“Buffy The Vampire Slayer”/“Firefly” mastermind Joss Whedon, who wrote and directed the two most successful superhero movies in the history of history, says he may not be done with big-budget franchises after all.
“Do I want to make James Bond movie? Yeah,” he tells Complex.com. “Anne Hathaway does Catwoman again? Sure, I’m in. Do I want to make a Star Wars movie? Yeah. I was like, "I don't want to make a Star Wars movie. Like, god dammit, why?" But I saw the trailer for Rogue awhile ago and I was like, "I want to do that." To make a Star Wars movie and not be wed to the bigger picture.”
One could argue, I suppose, that Whedon already made his Star Wars Story with “Firefly” and “Serenity.” But maybe he wants to play with lightsabers.
In the same Thursday interview Whedon seems to imply that longtime Marvel exec Kevin Feige is unusually key to the company’s spectacular success, describing Feige as “a really good storyteller.” Whedon also finds “interesting” that DC decided not to use “90210”/“Glee” vet Grant Gustin to play Barry Allen in the movies:

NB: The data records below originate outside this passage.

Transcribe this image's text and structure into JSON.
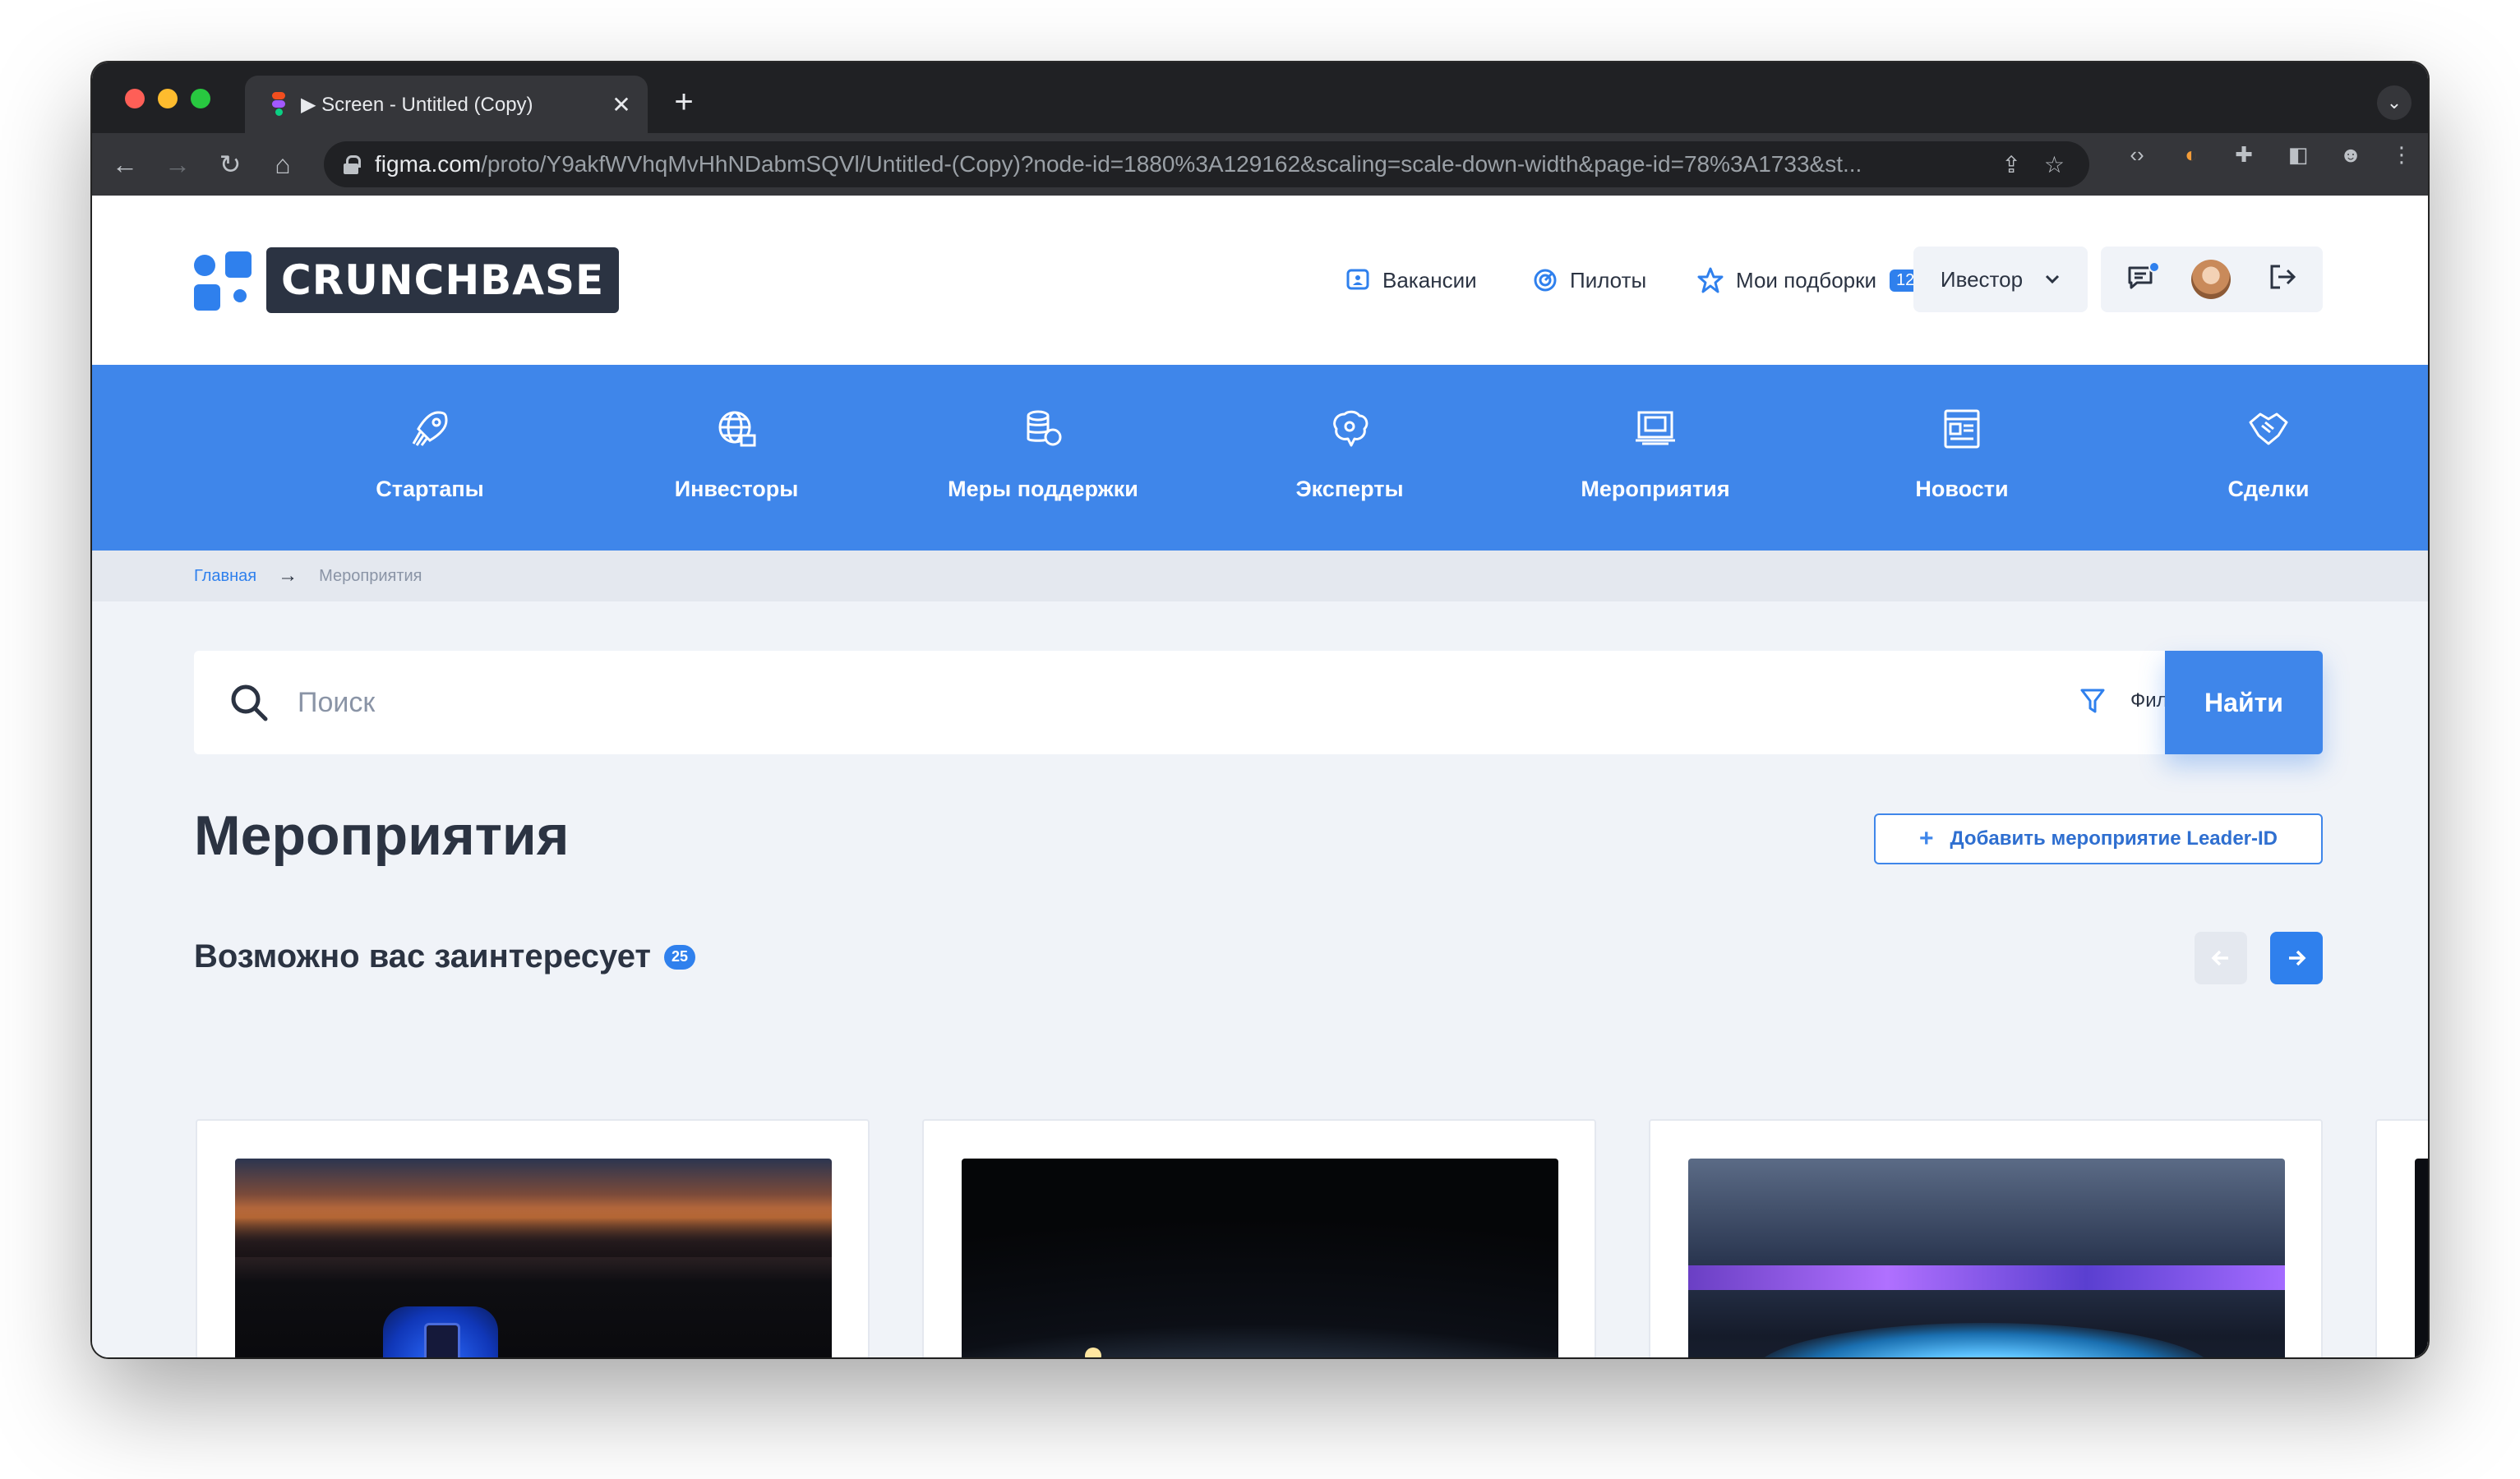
{
  "browser": {
    "tab_title": "▶ Screen - Untitled (Copy)",
    "tab_close": "✕",
    "new_tab": "+",
    "url_host": "figma.com",
    "url_path": "/proto/Y9akfWVhqMvHhNDabmSQVl/Untitled-(Copy)?node-id=1880%3A129162&scaling=scale-down-width&page-id=78%3A1733&st..."
  },
  "header": {
    "logo_text": "CRUNCHBASE",
    "nav": [
      {
        "label": "Вакансии",
        "icon": "vacancy-icon"
      },
      {
        "label": "Пилоты",
        "icon": "pilot-icon"
      },
      {
        "label": "Мои подборки",
        "icon": "star-icon",
        "badge": "12"
      }
    ],
    "role_select": "Ивестор"
  },
  "categories": [
    {
      "label": "Стартапы",
      "icon": "rocket-icon"
    },
    {
      "label": "Инвесторы",
      "icon": "globe-icon"
    },
    {
      "label": "Меры поддержки",
      "icon": "coins-icon"
    },
    {
      "label": "Эксперты",
      "icon": "brain-icon"
    },
    {
      "label": "Мероприятия",
      "icon": "presentation-icon"
    },
    {
      "label": "Новости",
      "icon": "news-icon"
    },
    {
      "label": "Сделки",
      "icon": "handshake-icon"
    }
  ],
  "breadcrumb": {
    "home": "Главная",
    "separator": "→",
    "current": "Мероприятия"
  },
  "search": {
    "placeholder": "Поиск",
    "filters_label": "Фильтры",
    "submit_label": "Найти"
  },
  "main": {
    "title": "Мероприятия",
    "add_button": "Добавить мероприятие Leader-ID",
    "section_title": "Возможно вас заинтересует",
    "section_count": "25"
  },
  "colors": {
    "accent": "#3f86ea",
    "dark": "#2b3342",
    "page_bg": "#f0f3f8"
  }
}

“I did not see Suicide Squad. I saw Batman vs. Superman. Everybody’s got their own method. I think Marvel has been more successful systematically. DC has been more cinematic—their stuff looks amazing—but I feel like Kevin [Feige, President of Marvel Studios] is a really good storyteller. He really cares about coherence, and I feel like style never defeats substance at Marvel, but a little style creeps in. Ant-Man had some, Doctor Strange might be funky, and they are doing very fun things on TV. The Marvel-Netflix thing is working really well. DC’s decision to have their shows on TV with different actors playing the same characters at the same time as their movies, is a little interesting.”
It bears noting that at least three of Whedon’s “Buffy” writers – Drew Goddard, Doug Petrie and Steven DeKnight – have had their hands in Netflix’ Marvel series.

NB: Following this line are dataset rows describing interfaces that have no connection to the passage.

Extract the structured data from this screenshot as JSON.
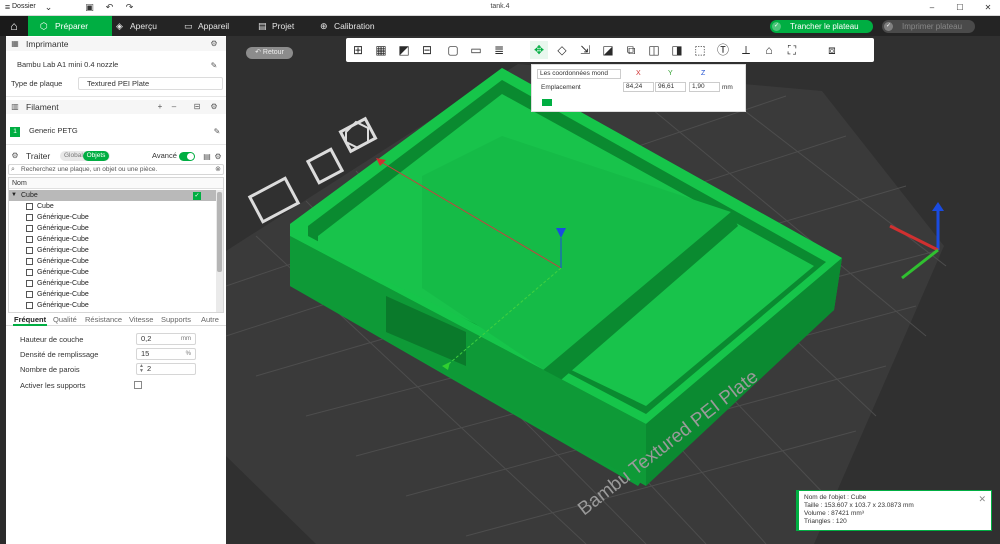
{
  "titlebar": {
    "menu_label": "Dossier",
    "title": "tank.4"
  },
  "nav": {
    "home_icon": "home-icon",
    "tabs": [
      {
        "label": "Préparer",
        "icon": "cube-icon",
        "active": true
      },
      {
        "label": "Aperçu",
        "icon": "layers-icon",
        "active": false
      },
      {
        "label": "Appareil",
        "icon": "device-icon",
        "active": false
      },
      {
        "label": "Projet",
        "icon": "project-icon",
        "active": false
      },
      {
        "label": "Calibration",
        "icon": "calibration-icon",
        "active": false
      }
    ],
    "slice_label": "Trancher le plateau",
    "print_label": "Imprimer plateau"
  },
  "printer": {
    "section_title": "Imprimante",
    "printer_name": "Bambu Lab A1 mini 0.4 nozzle",
    "plate_label": "Type de plaque",
    "plate_value": "Textured PEI Plate"
  },
  "filament": {
    "section_title": "Filament",
    "index": "1",
    "name": "Generic PETG"
  },
  "process": {
    "section_title": "Traiter",
    "seg_global": "Global",
    "seg_objects": "Objets",
    "advanced_label": "Avancé",
    "search_placeholder": "Recherchez une plaque, un objet ou une pièce.",
    "list_header": "Nom",
    "objects": [
      {
        "label": "Cube",
        "level": 0
      },
      {
        "label": "Cube",
        "level": 1
      },
      {
        "label": "Générique-Cube",
        "level": 1
      },
      {
        "label": "Générique-Cube",
        "level": 1
      },
      {
        "label": "Générique-Cube",
        "level": 1
      },
      {
        "label": "Générique-Cube",
        "level": 1
      },
      {
        "label": "Générique-Cube",
        "level": 1
      },
      {
        "label": "Générique-Cube",
        "level": 1
      },
      {
        "label": "Générique-Cube",
        "level": 1
      },
      {
        "label": "Générique-Cube",
        "level": 1
      },
      {
        "label": "Générique-Cube",
        "level": 1
      }
    ]
  },
  "settings_tabs": [
    "Fréquent",
    "Qualité",
    "Résistance",
    "Vitesse",
    "Supports",
    "Autre"
  ],
  "settings": {
    "layer_height": {
      "label": "Hauteur de couche",
      "value": "0,2",
      "unit": "mm"
    },
    "infill": {
      "label": "Densité de remplissage",
      "value": "15",
      "unit": "%"
    },
    "walls": {
      "label": "Nombre de parois",
      "value": "2"
    },
    "supports": {
      "label": "Activer les supports",
      "checked": false
    }
  },
  "viewport": {
    "back_label": "Retour",
    "coords": {
      "dropdown": "Les coordonnées mond",
      "x_label": "X",
      "y_label": "Y",
      "z_label": "Z",
      "row_label": "Emplacement",
      "x": "84,24",
      "y": "96,61",
      "z": "1,90",
      "unit": "mm"
    },
    "plate_text": "Bambu Textured PEI Plate",
    "model_color": "#15c24a",
    "info": {
      "name": "Nom de l'objet : Cube",
      "size": "Taille : 153.607 x 103.7 x 23.0873 mm",
      "volume": "Volume : 87421 mm³",
      "triangles": "Triangles : 120"
    }
  },
  "colors": {
    "accent": "#00ae42",
    "nav_bg": "#242424",
    "viewport_bg": "#303030"
  }
}
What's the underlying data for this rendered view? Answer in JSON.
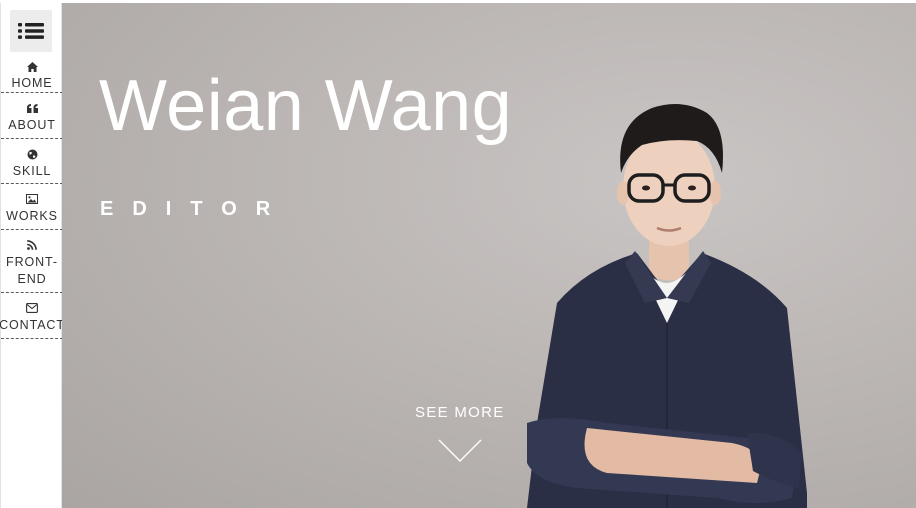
{
  "sidebar": {
    "menu_icon": "list-icon",
    "items": [
      {
        "label": "HOME",
        "icon": "home-icon"
      },
      {
        "label": "ABOUT",
        "icon": "quote-icon"
      },
      {
        "label": "SKILL",
        "icon": "globe-icon"
      },
      {
        "label": "WORKS",
        "icon": "image-icon"
      },
      {
        "label": "FRONT-END",
        "icon": "rss-icon"
      },
      {
        "label": "CONTACT",
        "icon": "envelope-icon"
      }
    ]
  },
  "hero": {
    "name": "Weian Wang",
    "role": "EDITOR",
    "cta": "SEE MORE",
    "cta_icon": "chevron-down-icon",
    "photo": "portrait-photo"
  },
  "colors": {
    "hero_bg": "#bdb8b6",
    "shirt": "#2b2f45",
    "text_light": "#ffffff",
    "sidebar_text": "#333333"
  }
}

Whedon, who in 2005 wrote a “Wonder Woman” movie script he intended to direct, likes the trailer for the 2017 “Wonder Woman” movie he had nothing to do with:
“I want it to be good. The trailer was just wonderful. I’ll probably be disappointed, me more than anybody else, because I’ll be like, “Wow, my version…” or whatever, but I can still get myself up for it. The trailer had her shield and her fire hammer and yep, I’m good, this will be fine, everything is good. Such an image.”
Despite all the stated franchise lust, the filmmaker has been traveling to Germany and Poland to research his new wholly original script, a piece of historical fiction set during World War II.
Find complex.com’s new interview with Whedon here.